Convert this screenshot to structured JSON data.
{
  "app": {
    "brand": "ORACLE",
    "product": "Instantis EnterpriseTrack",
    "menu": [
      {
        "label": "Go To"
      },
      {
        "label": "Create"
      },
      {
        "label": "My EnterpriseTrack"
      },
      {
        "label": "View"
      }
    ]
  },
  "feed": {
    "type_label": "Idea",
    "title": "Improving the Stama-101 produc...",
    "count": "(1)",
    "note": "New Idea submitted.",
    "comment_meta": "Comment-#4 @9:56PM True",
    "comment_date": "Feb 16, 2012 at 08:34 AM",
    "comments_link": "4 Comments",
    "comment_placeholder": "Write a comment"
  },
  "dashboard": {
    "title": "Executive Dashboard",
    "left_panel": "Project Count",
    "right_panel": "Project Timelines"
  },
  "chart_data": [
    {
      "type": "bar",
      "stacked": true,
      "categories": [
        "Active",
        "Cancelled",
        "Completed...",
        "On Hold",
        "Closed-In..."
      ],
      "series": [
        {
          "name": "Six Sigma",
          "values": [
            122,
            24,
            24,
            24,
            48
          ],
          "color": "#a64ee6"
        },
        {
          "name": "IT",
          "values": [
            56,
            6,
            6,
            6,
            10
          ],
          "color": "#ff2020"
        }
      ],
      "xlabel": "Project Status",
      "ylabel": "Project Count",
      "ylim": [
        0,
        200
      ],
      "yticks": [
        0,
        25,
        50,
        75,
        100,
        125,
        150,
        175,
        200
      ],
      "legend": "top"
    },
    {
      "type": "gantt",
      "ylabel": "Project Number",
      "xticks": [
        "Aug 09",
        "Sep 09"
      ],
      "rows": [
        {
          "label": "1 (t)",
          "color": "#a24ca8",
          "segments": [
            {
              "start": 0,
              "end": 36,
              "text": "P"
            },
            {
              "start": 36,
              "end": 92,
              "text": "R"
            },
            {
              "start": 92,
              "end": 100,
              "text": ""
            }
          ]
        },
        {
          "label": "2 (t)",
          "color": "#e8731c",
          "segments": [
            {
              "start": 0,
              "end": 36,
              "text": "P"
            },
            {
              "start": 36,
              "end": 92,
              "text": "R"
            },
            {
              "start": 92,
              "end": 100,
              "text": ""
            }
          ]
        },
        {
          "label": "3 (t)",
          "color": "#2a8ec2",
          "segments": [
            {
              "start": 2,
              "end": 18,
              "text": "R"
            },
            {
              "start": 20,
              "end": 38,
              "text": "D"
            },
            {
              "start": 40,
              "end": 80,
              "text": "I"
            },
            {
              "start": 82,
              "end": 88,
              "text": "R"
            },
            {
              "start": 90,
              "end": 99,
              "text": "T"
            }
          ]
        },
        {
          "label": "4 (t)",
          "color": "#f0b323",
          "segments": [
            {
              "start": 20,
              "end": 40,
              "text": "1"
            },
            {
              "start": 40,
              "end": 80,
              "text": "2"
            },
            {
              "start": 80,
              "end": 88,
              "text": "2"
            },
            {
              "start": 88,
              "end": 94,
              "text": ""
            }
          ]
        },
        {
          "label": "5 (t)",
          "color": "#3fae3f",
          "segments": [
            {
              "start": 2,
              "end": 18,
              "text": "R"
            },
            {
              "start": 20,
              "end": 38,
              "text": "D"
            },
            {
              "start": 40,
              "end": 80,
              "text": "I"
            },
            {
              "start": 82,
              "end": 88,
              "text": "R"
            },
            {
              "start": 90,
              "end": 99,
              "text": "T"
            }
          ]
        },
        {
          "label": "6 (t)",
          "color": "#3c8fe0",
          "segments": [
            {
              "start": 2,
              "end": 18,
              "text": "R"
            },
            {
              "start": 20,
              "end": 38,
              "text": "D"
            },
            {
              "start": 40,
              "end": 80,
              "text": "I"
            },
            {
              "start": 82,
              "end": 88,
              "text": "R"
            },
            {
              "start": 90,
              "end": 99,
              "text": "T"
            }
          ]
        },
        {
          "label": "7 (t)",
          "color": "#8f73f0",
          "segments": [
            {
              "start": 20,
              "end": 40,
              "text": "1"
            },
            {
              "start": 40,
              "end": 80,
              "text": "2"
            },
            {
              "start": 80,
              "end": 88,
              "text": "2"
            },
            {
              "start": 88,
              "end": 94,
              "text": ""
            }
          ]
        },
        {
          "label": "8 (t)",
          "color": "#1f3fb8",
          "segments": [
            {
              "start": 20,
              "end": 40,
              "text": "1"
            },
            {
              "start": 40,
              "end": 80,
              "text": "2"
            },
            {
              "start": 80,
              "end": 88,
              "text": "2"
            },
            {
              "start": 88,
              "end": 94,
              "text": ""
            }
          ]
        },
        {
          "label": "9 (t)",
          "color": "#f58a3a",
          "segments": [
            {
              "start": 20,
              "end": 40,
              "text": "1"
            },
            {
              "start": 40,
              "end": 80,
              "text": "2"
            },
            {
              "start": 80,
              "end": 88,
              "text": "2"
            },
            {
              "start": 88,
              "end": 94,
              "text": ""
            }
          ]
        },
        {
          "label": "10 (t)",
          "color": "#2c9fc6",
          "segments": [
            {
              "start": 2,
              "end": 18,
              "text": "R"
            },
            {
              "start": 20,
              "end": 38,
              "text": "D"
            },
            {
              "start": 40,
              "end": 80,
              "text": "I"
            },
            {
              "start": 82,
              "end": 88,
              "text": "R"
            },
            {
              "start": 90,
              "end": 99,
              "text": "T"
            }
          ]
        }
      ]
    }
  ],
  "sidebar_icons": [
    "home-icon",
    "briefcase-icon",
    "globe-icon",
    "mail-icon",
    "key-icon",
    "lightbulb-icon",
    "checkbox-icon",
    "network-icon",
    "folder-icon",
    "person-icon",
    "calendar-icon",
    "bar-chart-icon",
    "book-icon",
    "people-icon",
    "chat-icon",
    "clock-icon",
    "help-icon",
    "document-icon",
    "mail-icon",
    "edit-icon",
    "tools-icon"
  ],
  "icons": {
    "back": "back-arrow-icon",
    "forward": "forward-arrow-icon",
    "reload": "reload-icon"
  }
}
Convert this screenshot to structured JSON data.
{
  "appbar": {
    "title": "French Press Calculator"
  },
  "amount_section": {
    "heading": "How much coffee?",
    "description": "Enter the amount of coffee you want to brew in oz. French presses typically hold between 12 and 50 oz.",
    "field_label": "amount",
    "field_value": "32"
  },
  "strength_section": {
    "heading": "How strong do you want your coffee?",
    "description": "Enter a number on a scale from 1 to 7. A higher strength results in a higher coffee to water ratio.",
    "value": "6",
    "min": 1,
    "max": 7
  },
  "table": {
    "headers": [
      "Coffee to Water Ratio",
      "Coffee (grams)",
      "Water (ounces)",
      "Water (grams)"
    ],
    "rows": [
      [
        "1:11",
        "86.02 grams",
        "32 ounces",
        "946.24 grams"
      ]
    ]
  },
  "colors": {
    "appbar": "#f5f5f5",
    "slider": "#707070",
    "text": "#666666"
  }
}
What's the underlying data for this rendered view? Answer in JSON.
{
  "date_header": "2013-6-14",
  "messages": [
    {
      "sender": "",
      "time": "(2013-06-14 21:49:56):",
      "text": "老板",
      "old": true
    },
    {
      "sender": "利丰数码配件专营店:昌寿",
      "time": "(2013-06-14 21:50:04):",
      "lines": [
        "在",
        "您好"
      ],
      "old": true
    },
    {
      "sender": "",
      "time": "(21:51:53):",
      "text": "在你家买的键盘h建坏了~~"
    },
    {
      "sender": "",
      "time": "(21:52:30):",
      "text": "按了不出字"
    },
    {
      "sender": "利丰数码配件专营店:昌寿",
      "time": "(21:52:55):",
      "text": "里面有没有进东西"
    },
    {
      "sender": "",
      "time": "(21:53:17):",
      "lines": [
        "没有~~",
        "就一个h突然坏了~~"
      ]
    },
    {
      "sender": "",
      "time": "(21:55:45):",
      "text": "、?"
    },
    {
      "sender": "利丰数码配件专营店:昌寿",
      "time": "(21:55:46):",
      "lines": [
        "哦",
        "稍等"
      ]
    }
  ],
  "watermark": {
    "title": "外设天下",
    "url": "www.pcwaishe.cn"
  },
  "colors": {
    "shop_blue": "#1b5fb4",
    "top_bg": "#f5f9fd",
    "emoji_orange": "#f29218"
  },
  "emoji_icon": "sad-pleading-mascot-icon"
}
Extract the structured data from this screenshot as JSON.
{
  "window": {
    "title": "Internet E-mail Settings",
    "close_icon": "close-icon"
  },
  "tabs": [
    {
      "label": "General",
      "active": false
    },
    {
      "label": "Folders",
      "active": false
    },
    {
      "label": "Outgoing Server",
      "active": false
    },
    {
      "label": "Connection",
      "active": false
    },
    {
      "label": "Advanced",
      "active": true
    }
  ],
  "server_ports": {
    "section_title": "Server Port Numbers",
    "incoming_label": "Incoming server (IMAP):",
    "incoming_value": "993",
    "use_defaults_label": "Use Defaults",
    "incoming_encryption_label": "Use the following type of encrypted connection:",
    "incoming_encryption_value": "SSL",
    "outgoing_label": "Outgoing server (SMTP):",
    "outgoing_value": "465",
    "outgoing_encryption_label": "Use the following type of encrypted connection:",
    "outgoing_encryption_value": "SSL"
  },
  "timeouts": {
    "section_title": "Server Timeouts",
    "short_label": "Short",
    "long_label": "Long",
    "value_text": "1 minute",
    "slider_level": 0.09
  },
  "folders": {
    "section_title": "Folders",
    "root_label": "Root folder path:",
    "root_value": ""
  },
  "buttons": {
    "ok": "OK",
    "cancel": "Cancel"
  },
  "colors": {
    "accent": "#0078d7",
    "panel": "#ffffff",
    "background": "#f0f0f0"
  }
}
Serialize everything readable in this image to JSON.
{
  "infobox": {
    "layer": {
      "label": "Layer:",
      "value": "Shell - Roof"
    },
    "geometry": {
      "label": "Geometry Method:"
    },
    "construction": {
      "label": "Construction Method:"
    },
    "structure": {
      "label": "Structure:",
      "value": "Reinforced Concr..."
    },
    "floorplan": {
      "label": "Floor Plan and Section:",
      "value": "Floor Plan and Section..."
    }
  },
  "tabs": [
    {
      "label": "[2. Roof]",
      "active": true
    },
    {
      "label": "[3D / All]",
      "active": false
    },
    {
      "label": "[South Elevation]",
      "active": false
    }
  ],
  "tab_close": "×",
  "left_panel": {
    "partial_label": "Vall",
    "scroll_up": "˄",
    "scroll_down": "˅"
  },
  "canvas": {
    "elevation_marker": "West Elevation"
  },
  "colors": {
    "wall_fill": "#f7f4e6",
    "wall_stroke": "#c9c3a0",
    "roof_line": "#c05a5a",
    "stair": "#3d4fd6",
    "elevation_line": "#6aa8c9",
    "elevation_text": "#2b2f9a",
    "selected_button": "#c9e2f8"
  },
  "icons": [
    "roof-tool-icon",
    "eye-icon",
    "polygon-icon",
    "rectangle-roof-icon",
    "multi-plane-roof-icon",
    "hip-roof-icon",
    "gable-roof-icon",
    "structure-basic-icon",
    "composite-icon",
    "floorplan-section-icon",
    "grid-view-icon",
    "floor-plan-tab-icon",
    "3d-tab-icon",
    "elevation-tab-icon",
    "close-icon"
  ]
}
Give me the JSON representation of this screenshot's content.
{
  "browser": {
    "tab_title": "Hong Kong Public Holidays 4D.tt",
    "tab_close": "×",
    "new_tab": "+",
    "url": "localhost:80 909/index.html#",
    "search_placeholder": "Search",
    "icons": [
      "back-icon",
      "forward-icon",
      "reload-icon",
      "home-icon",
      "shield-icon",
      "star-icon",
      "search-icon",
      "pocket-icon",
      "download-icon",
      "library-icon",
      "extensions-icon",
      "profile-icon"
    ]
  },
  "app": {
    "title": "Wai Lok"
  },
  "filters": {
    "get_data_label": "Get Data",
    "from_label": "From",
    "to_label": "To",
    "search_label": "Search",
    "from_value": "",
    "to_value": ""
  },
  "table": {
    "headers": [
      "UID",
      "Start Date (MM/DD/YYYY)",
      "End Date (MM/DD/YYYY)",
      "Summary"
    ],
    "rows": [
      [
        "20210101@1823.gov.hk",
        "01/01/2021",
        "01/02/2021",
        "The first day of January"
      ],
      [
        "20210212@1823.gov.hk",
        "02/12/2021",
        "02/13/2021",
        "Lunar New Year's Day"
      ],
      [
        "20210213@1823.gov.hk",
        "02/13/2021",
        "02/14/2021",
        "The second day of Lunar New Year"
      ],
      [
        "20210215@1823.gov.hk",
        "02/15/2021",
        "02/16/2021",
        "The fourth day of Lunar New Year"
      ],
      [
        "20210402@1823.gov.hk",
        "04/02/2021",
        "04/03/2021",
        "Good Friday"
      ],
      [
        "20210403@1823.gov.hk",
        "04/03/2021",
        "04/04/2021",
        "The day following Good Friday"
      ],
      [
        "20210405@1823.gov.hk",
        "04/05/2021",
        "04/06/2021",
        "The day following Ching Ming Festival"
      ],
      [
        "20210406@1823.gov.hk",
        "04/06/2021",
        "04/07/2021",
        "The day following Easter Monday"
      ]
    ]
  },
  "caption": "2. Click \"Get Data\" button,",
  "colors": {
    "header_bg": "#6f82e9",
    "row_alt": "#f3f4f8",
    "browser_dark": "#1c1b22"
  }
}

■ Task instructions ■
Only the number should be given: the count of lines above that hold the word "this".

■ Answer box ■
6